"And I can't believe that they believe that it was an accident," she said.
Pistorius was escorted by more than a dozen policemen wearing bullet proof vests out of the courtroom and into a heaving crowd outside.
Culpable homicide carries no mandatory sentence under South African law.
But Masipa -- who has a reputation for handing out stiff sentences -- could decide to fine Pistorius or put him behind bars for more than a decade.
"It all comes down to how she feels, how bad the mistake was," said Johannesburg lawyer David Dadic. "It's a very serious negligence crime."
- Shock and relief -
Speaking after the verdict, Pistorius's uncle Arnold said the damage done to the athlete's career and life as a result of the trial had been "tragic."
"We always knew the facts," the family spokesman said, "and we never had any doubt in Oscar's version of this tragic incident," thanking Masipa for her verdict.
"On behalf of the family, we would really like to show how deeply grateful we are to Judge Masipa who has found Oscar not guilty of murder."
But lawyers and crime-weary South Africans voiced surprise and even anger that Pistorius was found not guilty of murder.
The National Prosecuting Authority said it was "disappointed" with the verdict, but had not yet decided on whether to appeal.
"We respect the court's decision to convict the accused on culpable homicide, which is in fact a serious crime," said spokesperson Nathi Mncube.
Outside the court Trevor, a 52-year-old pastor from Pretoria, said the verdict showed that justice favours the rich in this country of staggering inequality.
"If he didn't have money he would be in jail," he said. "Real men don't do that."
John Magoma, a 34-year-old standing outside the North Gauteng High Court said "the judgement is wrong, now the man is off the hook."
Masipa also found Pistorius guilty on one of three other gun charges that were also levelled against him -- that of negligently handling a gun that went off in a busy Johannesburg restaurant.
He was cleared on charges of illegally possessing ammunition and firing a gun through a car sunroof.
Born without fibulas -- calf bones -- Pistorius had his legs amputated below the knee at 11 months of age and was fitted with prosthetics which allowed him to play sports.
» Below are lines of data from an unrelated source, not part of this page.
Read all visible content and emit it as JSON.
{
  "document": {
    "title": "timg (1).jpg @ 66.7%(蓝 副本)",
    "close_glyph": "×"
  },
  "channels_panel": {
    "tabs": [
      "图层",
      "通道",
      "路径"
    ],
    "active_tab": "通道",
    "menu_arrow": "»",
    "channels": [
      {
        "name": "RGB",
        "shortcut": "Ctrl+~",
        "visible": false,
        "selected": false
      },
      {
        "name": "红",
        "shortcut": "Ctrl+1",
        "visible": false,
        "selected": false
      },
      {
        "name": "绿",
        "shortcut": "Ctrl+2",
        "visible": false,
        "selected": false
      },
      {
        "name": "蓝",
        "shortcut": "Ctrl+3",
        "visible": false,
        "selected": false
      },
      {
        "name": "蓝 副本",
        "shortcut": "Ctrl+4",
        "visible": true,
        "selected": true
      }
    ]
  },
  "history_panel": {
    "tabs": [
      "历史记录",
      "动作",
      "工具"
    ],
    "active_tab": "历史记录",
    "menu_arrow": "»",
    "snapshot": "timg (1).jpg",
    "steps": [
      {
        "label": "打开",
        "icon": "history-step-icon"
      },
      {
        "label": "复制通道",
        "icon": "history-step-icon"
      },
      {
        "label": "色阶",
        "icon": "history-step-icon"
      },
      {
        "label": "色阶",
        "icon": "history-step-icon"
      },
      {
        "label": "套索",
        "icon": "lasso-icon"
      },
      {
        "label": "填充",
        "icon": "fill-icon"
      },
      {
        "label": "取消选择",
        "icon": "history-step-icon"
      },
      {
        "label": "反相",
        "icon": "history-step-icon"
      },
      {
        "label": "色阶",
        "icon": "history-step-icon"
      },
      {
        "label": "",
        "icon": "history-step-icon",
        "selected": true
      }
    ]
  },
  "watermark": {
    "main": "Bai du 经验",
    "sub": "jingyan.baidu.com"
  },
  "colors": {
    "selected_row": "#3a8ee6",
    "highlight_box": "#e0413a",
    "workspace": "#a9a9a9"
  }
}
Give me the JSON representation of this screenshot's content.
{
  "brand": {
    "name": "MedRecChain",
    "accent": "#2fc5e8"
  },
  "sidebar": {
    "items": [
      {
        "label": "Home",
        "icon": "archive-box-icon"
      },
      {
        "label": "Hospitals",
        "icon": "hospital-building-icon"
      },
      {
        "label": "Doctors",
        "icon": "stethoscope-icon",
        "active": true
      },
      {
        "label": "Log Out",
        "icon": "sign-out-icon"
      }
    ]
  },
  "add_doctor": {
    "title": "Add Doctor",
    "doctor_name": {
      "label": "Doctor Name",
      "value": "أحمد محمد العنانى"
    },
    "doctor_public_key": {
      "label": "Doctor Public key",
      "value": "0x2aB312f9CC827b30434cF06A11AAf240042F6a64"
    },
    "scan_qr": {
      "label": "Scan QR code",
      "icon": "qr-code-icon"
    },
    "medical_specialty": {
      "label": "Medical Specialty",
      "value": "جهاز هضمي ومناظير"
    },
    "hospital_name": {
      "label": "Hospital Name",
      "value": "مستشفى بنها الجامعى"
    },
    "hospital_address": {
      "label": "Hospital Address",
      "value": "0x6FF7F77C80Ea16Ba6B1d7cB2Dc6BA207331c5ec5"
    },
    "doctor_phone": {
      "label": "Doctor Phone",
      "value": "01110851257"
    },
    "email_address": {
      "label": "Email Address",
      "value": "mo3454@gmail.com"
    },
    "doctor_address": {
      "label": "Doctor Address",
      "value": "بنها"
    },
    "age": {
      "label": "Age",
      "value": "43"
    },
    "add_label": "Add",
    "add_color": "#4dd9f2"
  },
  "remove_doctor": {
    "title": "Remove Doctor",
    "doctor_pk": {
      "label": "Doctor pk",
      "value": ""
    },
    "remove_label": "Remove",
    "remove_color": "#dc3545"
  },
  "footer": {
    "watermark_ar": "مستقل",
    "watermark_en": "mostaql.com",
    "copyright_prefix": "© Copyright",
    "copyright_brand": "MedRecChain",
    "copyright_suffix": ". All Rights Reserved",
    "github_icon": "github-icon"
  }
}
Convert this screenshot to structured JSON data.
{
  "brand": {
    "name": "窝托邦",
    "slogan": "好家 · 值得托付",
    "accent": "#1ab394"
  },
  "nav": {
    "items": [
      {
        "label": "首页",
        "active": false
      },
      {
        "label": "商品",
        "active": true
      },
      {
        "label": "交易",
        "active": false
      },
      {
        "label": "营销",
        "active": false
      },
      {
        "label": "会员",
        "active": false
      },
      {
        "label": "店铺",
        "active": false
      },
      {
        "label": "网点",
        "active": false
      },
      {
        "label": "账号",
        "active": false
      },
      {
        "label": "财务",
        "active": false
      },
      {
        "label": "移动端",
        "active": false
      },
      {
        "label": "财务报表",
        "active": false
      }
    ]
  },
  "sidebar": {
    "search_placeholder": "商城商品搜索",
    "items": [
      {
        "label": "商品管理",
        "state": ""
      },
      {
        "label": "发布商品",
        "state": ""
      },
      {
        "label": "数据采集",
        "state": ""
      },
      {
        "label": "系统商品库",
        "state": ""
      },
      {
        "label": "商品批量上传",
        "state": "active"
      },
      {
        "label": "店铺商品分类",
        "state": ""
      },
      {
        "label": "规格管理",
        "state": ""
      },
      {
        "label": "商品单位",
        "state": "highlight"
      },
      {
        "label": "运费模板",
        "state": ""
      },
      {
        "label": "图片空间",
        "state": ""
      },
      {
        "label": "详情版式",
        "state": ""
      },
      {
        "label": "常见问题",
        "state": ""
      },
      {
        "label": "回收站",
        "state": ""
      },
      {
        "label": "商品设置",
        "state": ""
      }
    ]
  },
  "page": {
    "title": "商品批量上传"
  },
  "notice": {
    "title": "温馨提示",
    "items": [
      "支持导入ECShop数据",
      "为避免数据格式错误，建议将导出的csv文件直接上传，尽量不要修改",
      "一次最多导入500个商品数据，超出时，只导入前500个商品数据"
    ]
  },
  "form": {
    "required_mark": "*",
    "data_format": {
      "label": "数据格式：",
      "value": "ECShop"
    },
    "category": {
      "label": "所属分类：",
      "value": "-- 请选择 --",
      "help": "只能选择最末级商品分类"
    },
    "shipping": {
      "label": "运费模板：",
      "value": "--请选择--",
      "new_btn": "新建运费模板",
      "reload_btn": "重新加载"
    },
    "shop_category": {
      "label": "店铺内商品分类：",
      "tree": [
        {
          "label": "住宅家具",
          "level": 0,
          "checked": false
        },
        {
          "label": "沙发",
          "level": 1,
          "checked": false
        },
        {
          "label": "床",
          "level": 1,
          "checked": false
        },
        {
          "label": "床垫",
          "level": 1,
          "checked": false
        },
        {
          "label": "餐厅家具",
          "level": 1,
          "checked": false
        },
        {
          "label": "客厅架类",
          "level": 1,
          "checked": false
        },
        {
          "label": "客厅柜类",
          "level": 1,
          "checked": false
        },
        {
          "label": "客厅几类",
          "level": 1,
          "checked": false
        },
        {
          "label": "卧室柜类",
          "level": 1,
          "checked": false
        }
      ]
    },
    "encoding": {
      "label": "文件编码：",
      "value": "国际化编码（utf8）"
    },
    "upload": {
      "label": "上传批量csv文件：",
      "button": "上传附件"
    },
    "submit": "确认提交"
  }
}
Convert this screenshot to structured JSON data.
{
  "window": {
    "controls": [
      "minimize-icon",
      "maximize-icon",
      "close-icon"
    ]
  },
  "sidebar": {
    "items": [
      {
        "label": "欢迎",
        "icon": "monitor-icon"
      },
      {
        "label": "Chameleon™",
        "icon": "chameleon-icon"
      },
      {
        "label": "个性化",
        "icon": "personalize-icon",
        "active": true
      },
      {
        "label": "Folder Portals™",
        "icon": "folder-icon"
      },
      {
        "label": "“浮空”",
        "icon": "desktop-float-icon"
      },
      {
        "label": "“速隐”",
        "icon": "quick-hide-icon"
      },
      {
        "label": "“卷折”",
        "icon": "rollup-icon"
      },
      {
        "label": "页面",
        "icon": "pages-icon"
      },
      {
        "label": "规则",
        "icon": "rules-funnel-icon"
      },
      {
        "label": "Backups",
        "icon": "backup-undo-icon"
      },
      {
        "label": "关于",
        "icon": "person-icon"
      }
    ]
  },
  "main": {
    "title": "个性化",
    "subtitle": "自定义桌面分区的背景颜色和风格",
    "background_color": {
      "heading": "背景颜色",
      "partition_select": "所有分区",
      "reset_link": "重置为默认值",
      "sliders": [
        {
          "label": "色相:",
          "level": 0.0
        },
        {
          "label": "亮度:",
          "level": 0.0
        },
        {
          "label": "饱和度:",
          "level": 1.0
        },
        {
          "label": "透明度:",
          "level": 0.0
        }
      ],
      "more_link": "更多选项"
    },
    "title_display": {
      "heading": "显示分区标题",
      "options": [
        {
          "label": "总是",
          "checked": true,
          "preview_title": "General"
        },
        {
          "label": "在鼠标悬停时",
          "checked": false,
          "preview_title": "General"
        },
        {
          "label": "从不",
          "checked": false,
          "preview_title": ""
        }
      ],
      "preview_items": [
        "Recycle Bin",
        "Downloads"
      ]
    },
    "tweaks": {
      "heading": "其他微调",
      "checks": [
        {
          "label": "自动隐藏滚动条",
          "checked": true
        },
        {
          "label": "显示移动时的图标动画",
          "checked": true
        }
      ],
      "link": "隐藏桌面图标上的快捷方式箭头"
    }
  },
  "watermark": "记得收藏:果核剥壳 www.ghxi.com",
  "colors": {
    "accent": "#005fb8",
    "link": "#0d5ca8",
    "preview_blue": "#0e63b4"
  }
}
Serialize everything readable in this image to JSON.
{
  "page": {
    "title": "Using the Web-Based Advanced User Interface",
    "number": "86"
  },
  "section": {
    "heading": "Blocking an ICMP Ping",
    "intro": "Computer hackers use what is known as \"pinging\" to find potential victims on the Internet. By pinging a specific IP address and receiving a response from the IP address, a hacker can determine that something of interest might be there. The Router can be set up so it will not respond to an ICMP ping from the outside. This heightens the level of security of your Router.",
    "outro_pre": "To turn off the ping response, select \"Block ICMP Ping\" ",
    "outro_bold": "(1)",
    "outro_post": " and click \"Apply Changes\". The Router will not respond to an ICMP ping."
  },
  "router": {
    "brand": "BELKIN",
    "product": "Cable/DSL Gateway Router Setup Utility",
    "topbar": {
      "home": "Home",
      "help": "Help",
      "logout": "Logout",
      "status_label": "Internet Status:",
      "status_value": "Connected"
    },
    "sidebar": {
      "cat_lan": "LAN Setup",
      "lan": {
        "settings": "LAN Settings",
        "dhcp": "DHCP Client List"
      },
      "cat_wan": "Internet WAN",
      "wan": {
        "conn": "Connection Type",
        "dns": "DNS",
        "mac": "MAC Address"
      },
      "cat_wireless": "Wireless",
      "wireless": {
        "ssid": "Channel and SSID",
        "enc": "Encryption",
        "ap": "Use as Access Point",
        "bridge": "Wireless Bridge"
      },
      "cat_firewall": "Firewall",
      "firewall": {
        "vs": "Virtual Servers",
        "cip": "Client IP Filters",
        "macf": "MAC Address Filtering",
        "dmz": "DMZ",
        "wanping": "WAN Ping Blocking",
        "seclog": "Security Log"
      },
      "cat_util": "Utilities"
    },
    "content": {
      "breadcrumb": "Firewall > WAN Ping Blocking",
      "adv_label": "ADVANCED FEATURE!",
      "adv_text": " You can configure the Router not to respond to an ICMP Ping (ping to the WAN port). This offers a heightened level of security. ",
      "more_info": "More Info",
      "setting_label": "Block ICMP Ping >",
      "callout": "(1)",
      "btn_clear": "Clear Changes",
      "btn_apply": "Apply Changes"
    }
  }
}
He has taken numerous sprinting titles in the Paralympics and made history in 2012 when he became the first double-amputee to compete at both the Olympics and the Paralympics.